Data records:
===
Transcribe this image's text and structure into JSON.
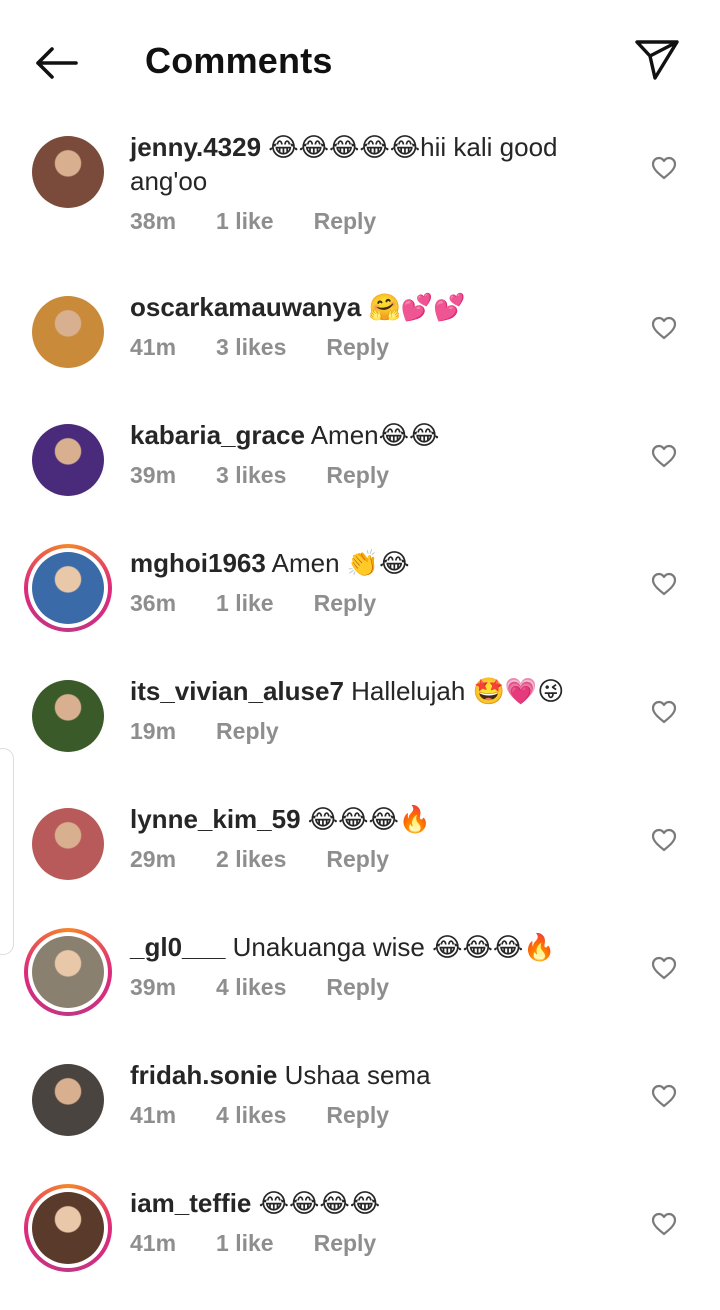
{
  "header": {
    "title": "Comments"
  },
  "comments": [
    {
      "username": "jenny.4329",
      "text": "😂😂😂😂😂hii kali good ang'oo",
      "time": "38m",
      "likes": "1 like",
      "reply": "Reply",
      "avatar_color": "#7a4a3a",
      "story": false
    },
    {
      "username": "oscarkamauwanya",
      "text": "🤗💕💕",
      "time": "41m",
      "likes": "3 likes",
      "reply": "Reply",
      "avatar_color": "#c98a3a",
      "story": false
    },
    {
      "username": "kabaria_grace",
      "text": "Amen😂😂",
      "time": "39m",
      "likes": "3 likes",
      "reply": "Reply",
      "avatar_color": "#4a2a7a",
      "story": false
    },
    {
      "username": "mghoi1963",
      "text": "Amen 👏😂",
      "time": "36m",
      "likes": "1 like",
      "reply": "Reply",
      "avatar_color": "#3a6aa8",
      "story": true
    },
    {
      "username": "its_vivian_aluse7",
      "text": "Hallelujah 🤩💗😜",
      "time": "19m",
      "likes": "",
      "reply": "Reply",
      "avatar_color": "#3a5a2a",
      "story": false
    },
    {
      "username": "lynne_kim_59",
      "text": "😂😂😂🔥",
      "time": "29m",
      "likes": "2 likes",
      "reply": "Reply",
      "avatar_color": "#b85a5a",
      "story": false
    },
    {
      "username": "_gl0___",
      "text": "Unakuanga wise 😂😂😂🔥",
      "time": "39m",
      "likes": "4 likes",
      "reply": "Reply",
      "avatar_color": "#8a8070",
      "story": true
    },
    {
      "username": "fridah.sonie",
      "text": "Ushaa sema",
      "time": "41m",
      "likes": "4 likes",
      "reply": "Reply",
      "avatar_color": "#4a4440",
      "story": false
    },
    {
      "username": "iam_teffie",
      "text": "😂😂😂😂",
      "time": "41m",
      "likes": "1 like",
      "reply": "Reply",
      "avatar_color": "#5a3a2a",
      "story": true
    }
  ],
  "icons": {
    "back": "arrow-left-icon",
    "share": "paper-plane-icon",
    "like": "heart-outline-icon"
  }
}
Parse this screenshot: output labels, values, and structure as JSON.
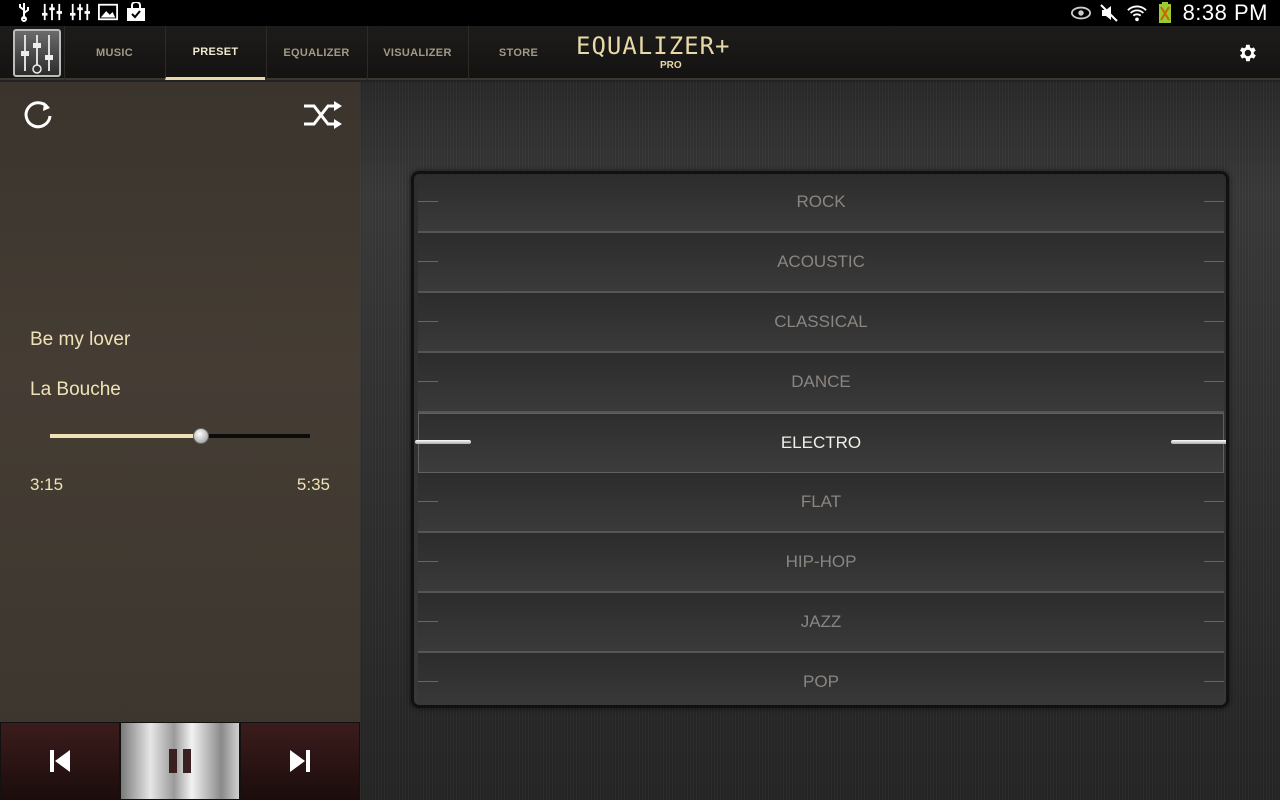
{
  "status_bar": {
    "time": "8:38 PM",
    "left_icons": [
      "usb-icon",
      "equalizer-notification-icon",
      "equalizer-notification-icon",
      "gallery-icon",
      "shopping-bag-icon"
    ],
    "right_icons": [
      "eye-icon",
      "mute-icon",
      "wifi-icon",
      "battery-icon"
    ]
  },
  "nav": {
    "tabs": [
      {
        "label": "MUSIC",
        "active": false
      },
      {
        "label": "PRESET",
        "active": true
      },
      {
        "label": "EQUALIZER",
        "active": false
      },
      {
        "label": "VISUALIZER",
        "active": false
      },
      {
        "label": "STORE",
        "active": false
      }
    ],
    "brand": "EQUALIZER+",
    "brand_sub": "PRO",
    "settings_icon": "gear-icon"
  },
  "player": {
    "song_title": "Be my lover",
    "artist": "La Bouche",
    "current_time": "3:15",
    "total_time": "5:35",
    "progress": 0.58
  },
  "presets": {
    "items": [
      "ROCK",
      "ACOUSTIC",
      "CLASSICAL",
      "DANCE",
      "ELECTRO",
      "FLAT",
      "HIP-HOP",
      "JAZZ",
      "POP"
    ],
    "selected": "ELECTRO"
  },
  "colors": {
    "accent": "#f0e2b6",
    "tab_inactive": "#a39a86",
    "preset_inactive": "#8a8580"
  }
}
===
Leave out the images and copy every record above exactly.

Task response:
Transcribe this image's text and structure into JSON.
{
  "header": {
    "title": "Comments"
  },
  "comments": [
    {
      "username": "jenny.4329",
      "text": "😂😂😂😂😂hii kali good ang'oo",
      "time": "38m",
      "likes": "1 like",
      "reply": "Reply",
      "avatar_color": "#7a4a3a",
      "story": false
    },
    {
      "username": "oscarkamauwanya",
      "text": "🤗💕💕",
      "time": "41m",
      "likes": "3 likes",
      "reply": "Reply",
      "avatar_color": "#c98a3a",
      "story": false
    },
    {
      "username": "kabaria_grace",
      "text": "Amen😂😂",
      "time": "39m",
      "likes": "3 likes",
      "reply": "Reply",
      "avatar_color": "#4a2a7a",
      "story": false
    },
    {
      "username": "mghoi1963",
      "text": "Amen 👏😂",
      "time": "36m",
      "likes": "1 like",
      "reply": "Reply",
      "avatar_color": "#3a6aa8",
      "story": true
    },
    {
      "username": "its_vivian_aluse7",
      "text": "Hallelujah 🤩💗😜",
      "time": "19m",
      "likes": "",
      "reply": "Reply",
      "avatar_color": "#3a5a2a",
      "story": false
    },
    {
      "username": "lynne_kim_59",
      "text": "😂😂😂🔥",
      "time": "29m",
      "likes": "2 likes",
      "reply": "Reply",
      "avatar_color": "#b85a5a",
      "story": false
    },
    {
      "username": "_gl0___",
      "text": "Unakuanga wise 😂😂😂🔥",
      "time": "39m",
      "likes": "4 likes",
      "reply": "Reply",
      "avatar_color": "#8a8070",
      "story": true
    },
    {
      "username": "fridah.sonie",
      "text": "Ushaa sema",
      "time": "41m",
      "likes": "4 likes",
      "reply": "Reply",
      "avatar_color": "#4a4440",
      "story": false
    },
    {
      "username": "iam_teffie",
      "text": "😂😂😂😂",
      "time": "41m",
      "likes": "1 like",
      "reply": "Reply",
      "avatar_color": "#5a3a2a",
      "story": true
    }
  ],
  "icons": {
    "back": "arrow-left-icon",
    "share": "paper-plane-icon",
    "like": "heart-outline-icon"
  }
}
Parse this screenshot: output labels, values, and structure as JSON.
{
  "status_bar": {
    "time": "8:38 PM",
    "left_icons": [
      "usb-icon",
      "equalizer-notification-icon",
      "equalizer-notification-icon",
      "gallery-icon",
      "shopping-bag-icon"
    ],
    "right_icons": [
      "eye-icon",
      "mute-icon",
      "wifi-icon",
      "battery-icon"
    ]
  },
  "nav": {
    "tabs": [
      {
        "label": "MUSIC",
        "active": false
      },
      {
        "label": "PRESET",
        "active": true
      },
      {
        "label": "EQUALIZER",
        "active": false
      },
      {
        "label": "VISUALIZER",
        "active": false
      },
      {
        "label": "STORE",
        "active": false
      }
    ],
    "brand": "EQUALIZER+",
    "brand_sub": "PRO",
    "settings_icon": "gear-icon"
  },
  "player": {
    "song_title": "Be my lover",
    "artist": "La Bouche",
    "current_time": "3:15",
    "total_time": "5:35",
    "progress": 0.58
  },
  "presets": {
    "items": [
      "ROCK",
      "ACOUSTIC",
      "CLASSICAL",
      "DANCE",
      "ELECTRO",
      "FLAT",
      "HIP-HOP",
      "JAZZ",
      "POP"
    ],
    "selected": "ELECTRO"
  },
  "colors": {
    "accent": "#f0e2b6",
    "tab_inactive": "#a39a86",
    "preset_inactive": "#8a8580"
  }
}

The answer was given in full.